__Brief__:
Your task is to copy every line below that contains the word "true".

__Data entries__:
——
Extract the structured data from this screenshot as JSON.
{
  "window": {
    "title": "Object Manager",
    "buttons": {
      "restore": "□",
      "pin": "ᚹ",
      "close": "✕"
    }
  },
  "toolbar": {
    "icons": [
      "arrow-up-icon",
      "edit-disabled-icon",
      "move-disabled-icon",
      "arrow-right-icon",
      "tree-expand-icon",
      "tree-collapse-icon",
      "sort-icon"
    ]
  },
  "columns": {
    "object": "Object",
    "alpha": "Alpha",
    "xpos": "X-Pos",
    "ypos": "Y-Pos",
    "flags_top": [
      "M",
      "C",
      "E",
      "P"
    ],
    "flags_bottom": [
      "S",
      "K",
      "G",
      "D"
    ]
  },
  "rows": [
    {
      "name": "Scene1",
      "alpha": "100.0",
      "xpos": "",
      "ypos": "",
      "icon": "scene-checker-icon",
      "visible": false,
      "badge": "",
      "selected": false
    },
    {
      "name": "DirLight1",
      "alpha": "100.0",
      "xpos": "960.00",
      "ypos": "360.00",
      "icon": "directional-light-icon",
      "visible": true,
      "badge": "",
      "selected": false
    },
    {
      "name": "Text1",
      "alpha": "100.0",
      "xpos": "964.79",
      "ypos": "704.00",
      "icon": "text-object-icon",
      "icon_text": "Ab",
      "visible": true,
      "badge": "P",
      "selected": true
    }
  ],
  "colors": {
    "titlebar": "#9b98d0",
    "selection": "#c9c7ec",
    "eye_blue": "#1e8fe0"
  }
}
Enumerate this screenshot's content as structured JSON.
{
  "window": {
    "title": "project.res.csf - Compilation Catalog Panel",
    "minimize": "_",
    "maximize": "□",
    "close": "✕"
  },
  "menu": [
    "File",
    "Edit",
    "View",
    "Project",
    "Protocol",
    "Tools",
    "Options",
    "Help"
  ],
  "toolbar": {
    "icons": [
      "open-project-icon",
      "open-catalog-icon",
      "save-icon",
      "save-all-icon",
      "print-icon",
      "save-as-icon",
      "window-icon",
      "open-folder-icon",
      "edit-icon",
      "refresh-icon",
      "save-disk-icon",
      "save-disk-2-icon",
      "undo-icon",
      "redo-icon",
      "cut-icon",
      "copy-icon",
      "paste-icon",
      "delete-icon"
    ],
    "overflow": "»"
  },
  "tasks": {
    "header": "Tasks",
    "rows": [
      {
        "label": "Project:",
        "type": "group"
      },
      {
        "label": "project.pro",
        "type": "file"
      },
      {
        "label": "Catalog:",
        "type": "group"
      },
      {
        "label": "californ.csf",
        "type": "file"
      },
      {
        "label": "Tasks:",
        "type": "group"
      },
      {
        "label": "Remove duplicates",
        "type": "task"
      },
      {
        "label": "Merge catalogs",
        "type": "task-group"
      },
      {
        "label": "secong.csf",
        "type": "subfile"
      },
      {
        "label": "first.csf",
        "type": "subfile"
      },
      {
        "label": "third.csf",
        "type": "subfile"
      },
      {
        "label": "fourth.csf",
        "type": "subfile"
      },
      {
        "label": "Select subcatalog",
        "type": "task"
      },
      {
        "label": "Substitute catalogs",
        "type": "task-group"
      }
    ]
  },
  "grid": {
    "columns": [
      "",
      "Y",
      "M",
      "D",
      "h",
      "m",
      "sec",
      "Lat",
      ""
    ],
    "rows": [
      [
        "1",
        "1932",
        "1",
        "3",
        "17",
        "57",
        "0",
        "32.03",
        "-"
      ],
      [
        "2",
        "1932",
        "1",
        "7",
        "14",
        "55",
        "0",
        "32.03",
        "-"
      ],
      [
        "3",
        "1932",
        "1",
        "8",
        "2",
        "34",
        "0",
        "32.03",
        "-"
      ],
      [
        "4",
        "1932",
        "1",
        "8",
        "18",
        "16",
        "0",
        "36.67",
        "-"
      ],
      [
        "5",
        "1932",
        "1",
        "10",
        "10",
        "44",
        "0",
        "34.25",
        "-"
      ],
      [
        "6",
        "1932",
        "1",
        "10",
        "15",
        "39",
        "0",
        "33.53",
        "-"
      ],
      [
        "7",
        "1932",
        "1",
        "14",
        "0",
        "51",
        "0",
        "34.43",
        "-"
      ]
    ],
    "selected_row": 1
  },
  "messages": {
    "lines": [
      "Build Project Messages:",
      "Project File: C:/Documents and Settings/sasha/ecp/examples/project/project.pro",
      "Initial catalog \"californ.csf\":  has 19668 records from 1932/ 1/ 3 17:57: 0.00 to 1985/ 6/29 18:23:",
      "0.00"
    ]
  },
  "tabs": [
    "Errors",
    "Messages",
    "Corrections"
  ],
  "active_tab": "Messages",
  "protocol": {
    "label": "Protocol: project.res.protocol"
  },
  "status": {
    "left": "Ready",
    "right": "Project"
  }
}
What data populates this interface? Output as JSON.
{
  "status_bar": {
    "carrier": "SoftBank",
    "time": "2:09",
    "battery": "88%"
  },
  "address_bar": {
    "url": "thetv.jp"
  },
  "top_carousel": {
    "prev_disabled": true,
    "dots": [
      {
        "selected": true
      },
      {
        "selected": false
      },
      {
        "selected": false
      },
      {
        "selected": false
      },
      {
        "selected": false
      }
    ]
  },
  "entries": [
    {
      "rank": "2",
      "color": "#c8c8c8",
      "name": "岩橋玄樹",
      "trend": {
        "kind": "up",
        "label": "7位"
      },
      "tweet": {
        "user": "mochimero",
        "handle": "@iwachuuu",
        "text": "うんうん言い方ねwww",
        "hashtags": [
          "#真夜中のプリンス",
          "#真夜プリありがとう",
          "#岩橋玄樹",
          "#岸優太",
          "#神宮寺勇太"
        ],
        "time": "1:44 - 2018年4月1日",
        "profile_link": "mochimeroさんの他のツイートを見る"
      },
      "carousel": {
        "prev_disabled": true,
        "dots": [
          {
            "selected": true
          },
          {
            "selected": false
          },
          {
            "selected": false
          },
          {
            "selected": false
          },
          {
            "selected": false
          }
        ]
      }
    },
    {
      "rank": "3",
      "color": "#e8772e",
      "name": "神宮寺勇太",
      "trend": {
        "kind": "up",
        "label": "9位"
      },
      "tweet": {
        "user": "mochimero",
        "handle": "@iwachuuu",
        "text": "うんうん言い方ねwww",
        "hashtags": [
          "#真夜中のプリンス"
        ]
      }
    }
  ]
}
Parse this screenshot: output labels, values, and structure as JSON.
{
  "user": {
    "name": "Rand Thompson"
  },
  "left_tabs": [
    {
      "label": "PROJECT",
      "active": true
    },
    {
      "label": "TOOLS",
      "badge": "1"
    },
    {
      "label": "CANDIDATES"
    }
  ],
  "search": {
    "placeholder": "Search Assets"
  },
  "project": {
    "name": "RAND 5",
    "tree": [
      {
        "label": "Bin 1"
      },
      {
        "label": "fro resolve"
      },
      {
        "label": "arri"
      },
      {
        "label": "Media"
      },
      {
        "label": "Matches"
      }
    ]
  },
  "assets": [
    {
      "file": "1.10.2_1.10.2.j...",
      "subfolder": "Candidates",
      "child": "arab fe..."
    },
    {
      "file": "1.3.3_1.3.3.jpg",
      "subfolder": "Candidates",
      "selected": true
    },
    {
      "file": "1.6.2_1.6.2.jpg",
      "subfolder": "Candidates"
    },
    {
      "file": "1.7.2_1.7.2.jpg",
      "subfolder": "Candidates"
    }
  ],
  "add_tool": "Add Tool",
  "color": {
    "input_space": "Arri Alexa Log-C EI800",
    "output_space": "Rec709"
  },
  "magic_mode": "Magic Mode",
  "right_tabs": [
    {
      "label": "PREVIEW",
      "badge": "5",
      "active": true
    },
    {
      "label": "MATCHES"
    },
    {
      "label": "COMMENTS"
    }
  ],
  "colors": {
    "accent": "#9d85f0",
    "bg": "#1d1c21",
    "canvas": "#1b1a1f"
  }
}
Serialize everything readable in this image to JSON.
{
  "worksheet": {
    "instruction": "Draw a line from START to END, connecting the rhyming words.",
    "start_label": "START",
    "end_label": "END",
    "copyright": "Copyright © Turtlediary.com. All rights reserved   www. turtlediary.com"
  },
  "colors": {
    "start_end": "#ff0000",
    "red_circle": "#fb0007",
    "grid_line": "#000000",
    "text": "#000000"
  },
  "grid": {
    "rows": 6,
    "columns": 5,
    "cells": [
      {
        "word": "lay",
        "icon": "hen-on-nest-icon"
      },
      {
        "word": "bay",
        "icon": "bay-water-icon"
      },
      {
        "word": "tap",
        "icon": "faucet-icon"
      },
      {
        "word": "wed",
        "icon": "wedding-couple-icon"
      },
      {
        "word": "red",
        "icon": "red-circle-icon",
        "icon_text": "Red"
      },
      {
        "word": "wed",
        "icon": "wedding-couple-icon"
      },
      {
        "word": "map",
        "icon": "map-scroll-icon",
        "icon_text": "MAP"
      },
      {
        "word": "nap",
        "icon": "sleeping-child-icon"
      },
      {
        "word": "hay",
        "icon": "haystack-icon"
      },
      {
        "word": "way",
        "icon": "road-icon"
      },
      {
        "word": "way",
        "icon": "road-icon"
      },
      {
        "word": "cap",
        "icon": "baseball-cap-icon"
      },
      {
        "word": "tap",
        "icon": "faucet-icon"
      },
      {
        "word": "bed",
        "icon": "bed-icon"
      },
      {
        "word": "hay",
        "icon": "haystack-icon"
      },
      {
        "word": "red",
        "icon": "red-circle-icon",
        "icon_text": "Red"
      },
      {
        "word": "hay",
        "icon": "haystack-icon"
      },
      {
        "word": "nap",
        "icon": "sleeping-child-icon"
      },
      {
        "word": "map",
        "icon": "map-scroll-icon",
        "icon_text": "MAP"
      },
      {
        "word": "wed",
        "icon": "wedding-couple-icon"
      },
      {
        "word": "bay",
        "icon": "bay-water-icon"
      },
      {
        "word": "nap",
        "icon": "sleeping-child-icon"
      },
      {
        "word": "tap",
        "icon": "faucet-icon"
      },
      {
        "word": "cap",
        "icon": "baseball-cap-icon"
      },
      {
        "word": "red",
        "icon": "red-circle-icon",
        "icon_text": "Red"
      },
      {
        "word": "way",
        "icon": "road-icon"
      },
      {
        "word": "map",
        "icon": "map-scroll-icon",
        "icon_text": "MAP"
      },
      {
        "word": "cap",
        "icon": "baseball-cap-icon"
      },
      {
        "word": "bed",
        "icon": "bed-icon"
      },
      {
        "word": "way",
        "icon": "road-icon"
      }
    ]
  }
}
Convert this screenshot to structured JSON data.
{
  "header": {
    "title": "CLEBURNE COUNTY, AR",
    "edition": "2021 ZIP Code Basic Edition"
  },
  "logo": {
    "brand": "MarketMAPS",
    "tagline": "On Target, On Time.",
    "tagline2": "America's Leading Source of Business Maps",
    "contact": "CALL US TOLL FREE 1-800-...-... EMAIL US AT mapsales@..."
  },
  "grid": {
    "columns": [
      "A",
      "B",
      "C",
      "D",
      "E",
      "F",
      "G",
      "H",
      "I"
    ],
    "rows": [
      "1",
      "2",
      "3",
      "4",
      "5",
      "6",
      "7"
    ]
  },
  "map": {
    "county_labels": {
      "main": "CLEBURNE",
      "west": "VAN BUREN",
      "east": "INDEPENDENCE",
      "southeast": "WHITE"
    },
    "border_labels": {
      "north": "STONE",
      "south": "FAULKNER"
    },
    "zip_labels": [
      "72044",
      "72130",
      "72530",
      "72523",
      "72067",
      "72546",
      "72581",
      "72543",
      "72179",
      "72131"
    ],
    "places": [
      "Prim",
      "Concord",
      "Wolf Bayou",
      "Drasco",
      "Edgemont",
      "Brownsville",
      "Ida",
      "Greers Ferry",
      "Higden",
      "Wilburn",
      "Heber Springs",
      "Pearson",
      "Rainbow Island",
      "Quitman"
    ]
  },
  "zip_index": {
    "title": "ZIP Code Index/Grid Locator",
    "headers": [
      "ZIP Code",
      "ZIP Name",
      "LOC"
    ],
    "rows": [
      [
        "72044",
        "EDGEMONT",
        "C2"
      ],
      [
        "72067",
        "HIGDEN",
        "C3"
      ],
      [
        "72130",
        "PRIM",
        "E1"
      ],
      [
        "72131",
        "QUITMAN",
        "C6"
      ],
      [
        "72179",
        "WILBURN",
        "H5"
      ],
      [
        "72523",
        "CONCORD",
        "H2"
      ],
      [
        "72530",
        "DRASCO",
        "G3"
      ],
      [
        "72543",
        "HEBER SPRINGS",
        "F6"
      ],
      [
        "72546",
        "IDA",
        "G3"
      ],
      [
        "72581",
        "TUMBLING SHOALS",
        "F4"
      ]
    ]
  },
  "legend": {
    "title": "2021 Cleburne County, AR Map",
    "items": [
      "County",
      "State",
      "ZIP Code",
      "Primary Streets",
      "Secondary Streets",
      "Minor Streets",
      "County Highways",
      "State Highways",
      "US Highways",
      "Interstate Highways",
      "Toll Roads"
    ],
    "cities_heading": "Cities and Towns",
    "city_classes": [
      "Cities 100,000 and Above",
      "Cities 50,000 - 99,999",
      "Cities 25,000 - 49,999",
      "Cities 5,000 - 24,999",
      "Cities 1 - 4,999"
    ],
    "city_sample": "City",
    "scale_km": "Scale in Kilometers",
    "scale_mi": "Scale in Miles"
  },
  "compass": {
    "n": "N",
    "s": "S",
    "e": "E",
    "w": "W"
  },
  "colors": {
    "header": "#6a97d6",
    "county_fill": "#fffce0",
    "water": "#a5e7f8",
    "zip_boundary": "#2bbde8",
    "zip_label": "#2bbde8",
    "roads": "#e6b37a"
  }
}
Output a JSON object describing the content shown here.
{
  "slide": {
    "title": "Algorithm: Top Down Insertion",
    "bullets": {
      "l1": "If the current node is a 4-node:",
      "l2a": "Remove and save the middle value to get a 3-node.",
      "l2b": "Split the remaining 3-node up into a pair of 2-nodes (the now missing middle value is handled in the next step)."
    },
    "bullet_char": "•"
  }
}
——
__Response area__:
      "visible": true,
      "visible": true,
      "selected": true
    "prev_disabled": true,
        "selected": true
        "prev_disabled": true,
            "selected": true
      "active": true
      "selected": true
      "active": true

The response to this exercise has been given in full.